Pictures aside, every line of the listing should be given again exactly.

** Records shown follows **

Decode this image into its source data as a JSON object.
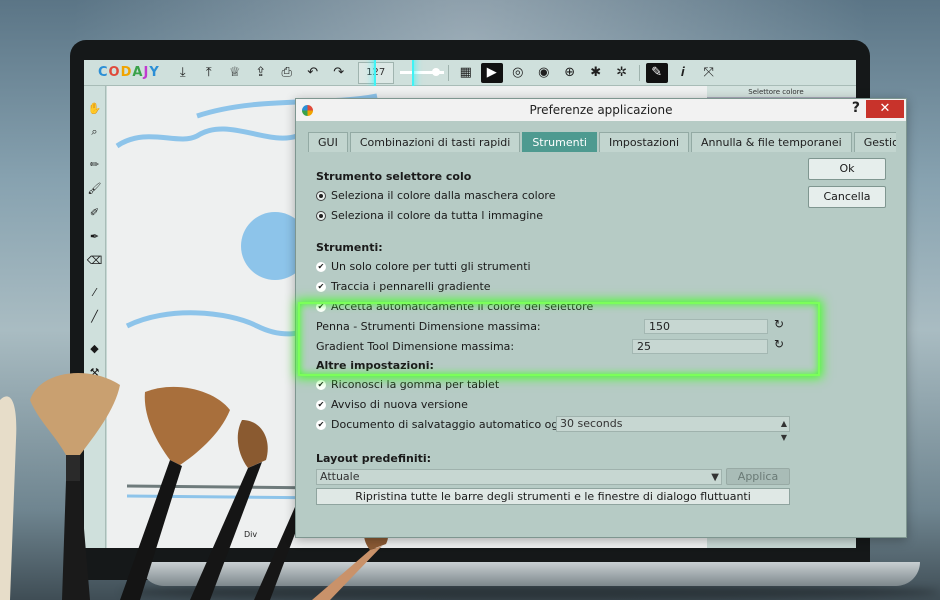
{
  "host_app": {
    "logo": "CODAJY",
    "brush_size": "127",
    "right_panel_title": "Selettore colore",
    "bottom_label": "Div"
  },
  "dialog": {
    "title": "Preferenze applicazione",
    "help_glyph": "?",
    "close_glyph": "✕",
    "tabs": [
      {
        "label": "GUI",
        "active": false
      },
      {
        "label": "Combinazioni di tasti rapidi",
        "active": false
      },
      {
        "label": "Strumenti",
        "active": true
      },
      {
        "label": "Impostazioni",
        "active": false
      },
      {
        "label": "Annulla & file temporanei",
        "active": false
      },
      {
        "label": "Gestione della librer",
        "active": false
      }
    ],
    "ok_label": "Ok",
    "cancel_label": "Cancella",
    "color_picker": {
      "title": "Strumento selettore colo",
      "option1": "Seleziona il colore dalla maschera colore",
      "option2": "Seleziona il colore da tutta l immagine"
    },
    "tools": {
      "title": "Strumenti:",
      "opt1": "Un solo colore per tutti gli strumenti",
      "opt2": "Traccia i pennarelli gradiente",
      "opt3": "Accetta automaticamente il colore del selettore",
      "pen_label": "Penna - Strumenti Dimensione massima:",
      "pen_value": "150",
      "gradient_label": "Gradient Tool Dimensione massima:",
      "gradient_value": "25"
    },
    "other": {
      "title": "Altre impostazioni:",
      "opt1": "Riconosci la gomma per tablet",
      "opt2": "Avviso di nuova versione",
      "autosave_label": "Documento di salvataggio automatico ogni:",
      "autosave_value": "30 seconds"
    },
    "layout": {
      "title": "Layout predefiniti:",
      "selected": "Attuale",
      "apply_label": "Applica",
      "reset_label": "Ripristina tutte le barre degli strumenti e le finestre di dialogo fluttuanti"
    }
  },
  "colors": {
    "active_tab": "#4e9a90",
    "highlight_green": "#46ff2a",
    "highlight_cyan": "#3ff3f5",
    "close_red": "#c8332b",
    "stroke_blue": "#8dc4ea"
  }
}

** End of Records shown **

◆ Written answer ◆
Decode this image into its source data as a JSON object.
{
  "host_app": {
    "logo": "CODAJY",
    "brush_size": "127",
    "right_panel_title": "Selettore colore",
    "bottom_label": "Div"
  },
  "dialog": {
    "title": "Preferenze applicazione",
    "help_glyph": "?",
    "close_glyph": "✕",
    "tabs": [
      {
        "label": "GUI",
        "active": false
      },
      {
        "label": "Combinazioni di tasti rapidi",
        "active": false
      },
      {
        "label": "Strumenti",
        "active": true
      },
      {
        "label": "Impostazioni",
        "active": false
      },
      {
        "label": "Annulla & file temporanei",
        "active": false
      },
      {
        "label": "Gestione della librer",
        "active": false
      }
    ],
    "ok_label": "Ok",
    "cancel_label": "Cancella",
    "color_picker": {
      "title": "Strumento selettore colo",
      "option1": "Seleziona il colore dalla maschera colore",
      "option2": "Seleziona il colore da tutta l immagine"
    },
    "tools": {
      "title": "Strumenti:",
      "opt1": "Un solo colore per tutti gli strumenti",
      "opt2": "Traccia i pennarelli gradiente",
      "opt3": "Accetta automaticamente il colore del selettore",
      "pen_label": "Penna - Strumenti Dimensione massima:",
      "pen_value": "150",
      "gradient_label": "Gradient Tool Dimensione massima:",
      "gradient_value": "25"
    },
    "other": {
      "title": "Altre impostazioni:",
      "opt1": "Riconosci la gomma per tablet",
      "opt2": "Avviso di nuova versione",
      "autosave_label": "Documento di salvataggio automatico ogni:",
      "autosave_value": "30 seconds"
    },
    "layout": {
      "title": "Layout predefiniti:",
      "selected": "Attuale",
      "apply_label": "Applica",
      "reset_label": "Ripristina tutte le barre degli strumenti e le finestre di dialogo fluttuanti"
    }
  },
  "colors": {
    "active_tab": "#4e9a90",
    "highlight_green": "#46ff2a",
    "highlight_cyan": "#3ff3f5",
    "close_red": "#c8332b",
    "stroke_blue": "#8dc4ea"
  }
}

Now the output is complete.